### MATERIAL PROVIDED
__________

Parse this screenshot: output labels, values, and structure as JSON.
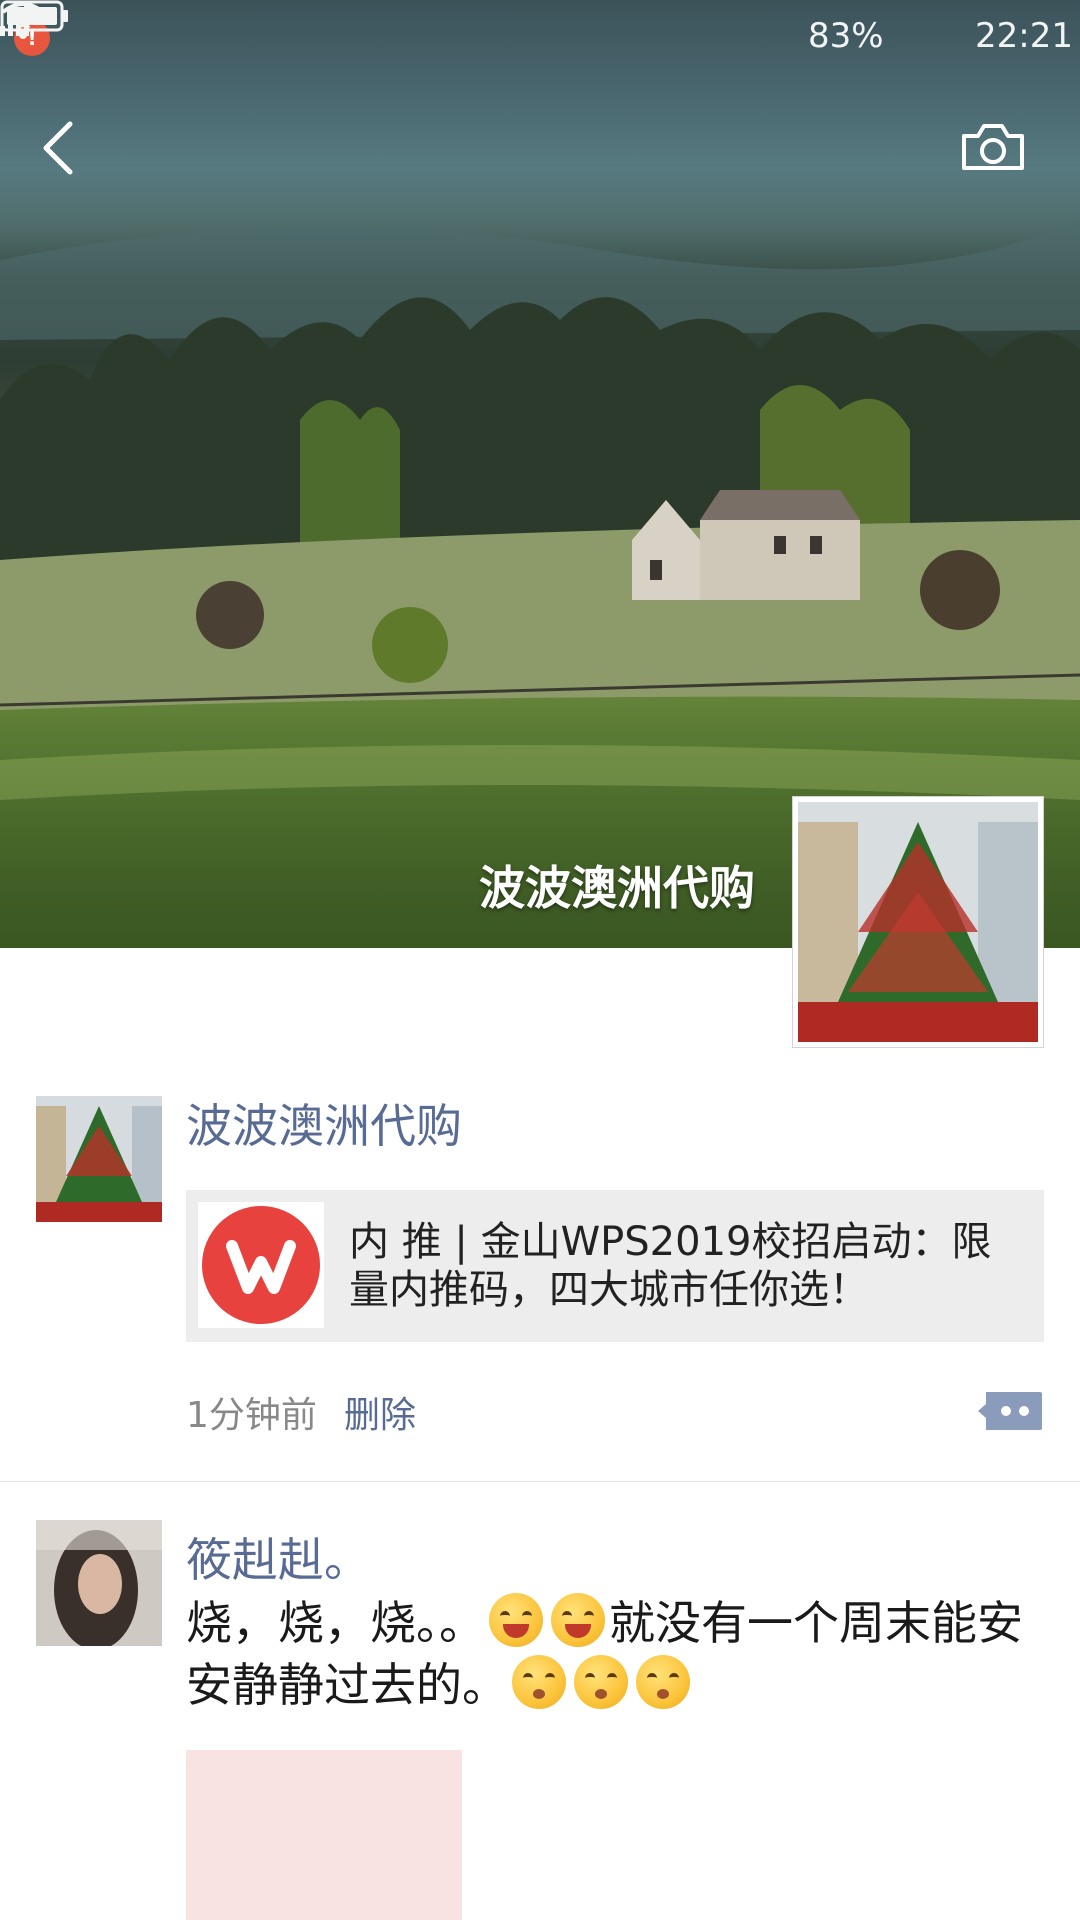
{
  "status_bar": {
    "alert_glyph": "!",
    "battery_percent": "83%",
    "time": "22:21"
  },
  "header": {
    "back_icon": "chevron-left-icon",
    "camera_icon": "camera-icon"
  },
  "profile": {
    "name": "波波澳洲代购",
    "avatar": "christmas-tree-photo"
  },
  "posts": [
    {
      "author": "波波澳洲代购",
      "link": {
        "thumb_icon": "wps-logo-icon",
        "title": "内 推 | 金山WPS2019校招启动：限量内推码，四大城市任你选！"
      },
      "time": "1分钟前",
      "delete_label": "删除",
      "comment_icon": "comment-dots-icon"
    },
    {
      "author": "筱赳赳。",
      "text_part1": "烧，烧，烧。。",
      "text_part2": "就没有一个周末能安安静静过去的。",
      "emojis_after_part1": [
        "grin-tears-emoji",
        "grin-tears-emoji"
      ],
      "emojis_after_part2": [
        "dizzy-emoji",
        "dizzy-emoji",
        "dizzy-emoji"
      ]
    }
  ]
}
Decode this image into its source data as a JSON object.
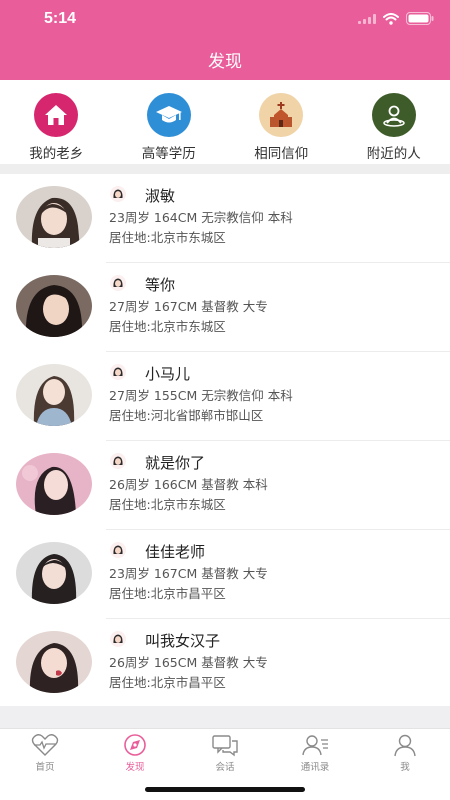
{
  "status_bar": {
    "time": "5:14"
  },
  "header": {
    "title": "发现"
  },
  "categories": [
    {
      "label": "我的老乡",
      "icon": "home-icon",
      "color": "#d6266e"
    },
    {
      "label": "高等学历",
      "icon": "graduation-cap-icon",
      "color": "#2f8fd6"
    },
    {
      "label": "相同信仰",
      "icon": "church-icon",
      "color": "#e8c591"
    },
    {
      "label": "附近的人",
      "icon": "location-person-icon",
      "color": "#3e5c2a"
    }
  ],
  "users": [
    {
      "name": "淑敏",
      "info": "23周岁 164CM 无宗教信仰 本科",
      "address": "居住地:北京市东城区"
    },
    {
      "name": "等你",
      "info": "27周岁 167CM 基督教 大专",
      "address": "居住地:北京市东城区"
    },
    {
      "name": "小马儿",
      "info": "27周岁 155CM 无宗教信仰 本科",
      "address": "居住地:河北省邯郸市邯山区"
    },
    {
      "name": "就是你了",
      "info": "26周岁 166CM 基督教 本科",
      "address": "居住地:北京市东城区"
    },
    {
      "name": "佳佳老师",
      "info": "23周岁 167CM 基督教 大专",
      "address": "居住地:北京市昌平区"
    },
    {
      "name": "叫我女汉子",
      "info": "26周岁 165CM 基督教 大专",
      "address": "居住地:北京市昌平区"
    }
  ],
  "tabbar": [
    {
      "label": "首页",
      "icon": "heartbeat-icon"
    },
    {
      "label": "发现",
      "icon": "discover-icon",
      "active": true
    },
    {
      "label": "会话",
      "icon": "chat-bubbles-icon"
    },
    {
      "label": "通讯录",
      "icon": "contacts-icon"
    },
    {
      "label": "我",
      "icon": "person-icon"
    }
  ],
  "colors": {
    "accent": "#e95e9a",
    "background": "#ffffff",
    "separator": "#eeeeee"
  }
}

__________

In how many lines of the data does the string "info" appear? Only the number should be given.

6